Award-winning playwright

Jessica Hampton

The University and the Walker Art Center are celebrating Black History Month in similar fashion this weekend.
Both welcome Tony and Grammy Award nominee and two-time Obie Award recipient Ntozake Shange as the centerpiece for the weekend festivities.
Shange, a playwright, novelist and poet, will be featured Saturday at the Walker Art Center panel: “African-American Literature for Everyone.”
The panel will be composed of writers, St. Paul public school teachers and a youth representative from the Walker’s Team Arts Council. The event will highlight motivation for youth reading.
Additionally, on Sunday, Shange will read portions of her latest book, “If I Can Cook You Know God Can,” as well as selections from earlier works at the 10th national African-American Read-In. The read-in will take place in the Cowles Auditorium at the Hubert H. Humphrey Center.
Her most famous piece to date is “for colored girls who have considered suicide/when the rainbow is enough.” The poem details the degradation and abuse seven black women endure at different stages in their lives.
Both the event at the Walker on Saturday and the one at the Humphrey Center on Sunday will begin around 3 p.m.
Coordinators of the events suggest arriving early, citing Shange’s strong critical acclaim.
“Every year we’ve had increased success,” said Ezra Hyland, primary coordinator of the read-in for the General College. He added that the event is meant to raise the issue of illiteracy.
Following the read-in, children and young adults at the Humphrey Center will have the opportunity to choose one book written by an African-American writer. At last year’s read-in, more than 200 books were given away.
Books were donated this year by Barnes and Noble, Borders and University bookstores.
There are numerous driving forces behind the event on Sunday.
“Illiteracy is a significant problem with prisoners,” Hyland said. He added that low literacy rates and fewer opportunities for higher education force individuals to become “locked in the cycle of welfare.”
Shange will be speaking at numerous engagements across the country throughout February.
In May, former University alumnae Sun Mee Chomet and Julie Estrada will be performing Shange’s poem “for colored girls” with the Penumbra Theater.
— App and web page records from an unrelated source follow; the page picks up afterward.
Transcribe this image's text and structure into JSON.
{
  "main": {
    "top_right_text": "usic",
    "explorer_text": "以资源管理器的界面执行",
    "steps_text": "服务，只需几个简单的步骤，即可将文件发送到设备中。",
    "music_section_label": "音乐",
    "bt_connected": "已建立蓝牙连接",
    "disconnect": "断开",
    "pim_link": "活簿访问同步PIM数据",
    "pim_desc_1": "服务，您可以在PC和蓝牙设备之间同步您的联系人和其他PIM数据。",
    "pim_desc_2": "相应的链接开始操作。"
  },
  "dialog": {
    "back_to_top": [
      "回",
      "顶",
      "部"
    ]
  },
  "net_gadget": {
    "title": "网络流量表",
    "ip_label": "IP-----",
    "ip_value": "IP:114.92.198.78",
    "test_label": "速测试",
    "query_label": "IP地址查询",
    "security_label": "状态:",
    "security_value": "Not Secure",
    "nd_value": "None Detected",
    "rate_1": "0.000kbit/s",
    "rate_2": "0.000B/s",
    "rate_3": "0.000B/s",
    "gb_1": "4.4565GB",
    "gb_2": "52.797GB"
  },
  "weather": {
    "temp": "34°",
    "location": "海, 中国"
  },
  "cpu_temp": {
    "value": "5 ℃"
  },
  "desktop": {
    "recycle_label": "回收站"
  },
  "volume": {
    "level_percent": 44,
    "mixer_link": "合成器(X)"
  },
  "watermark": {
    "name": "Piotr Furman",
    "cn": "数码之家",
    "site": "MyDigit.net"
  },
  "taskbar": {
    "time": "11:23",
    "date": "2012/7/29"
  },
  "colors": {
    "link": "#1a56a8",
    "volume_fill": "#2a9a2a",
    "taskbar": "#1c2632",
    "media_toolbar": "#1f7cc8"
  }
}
Wilson Library also currently houses more than 7,000 volumes of rare African-American literature written in the past 100 years.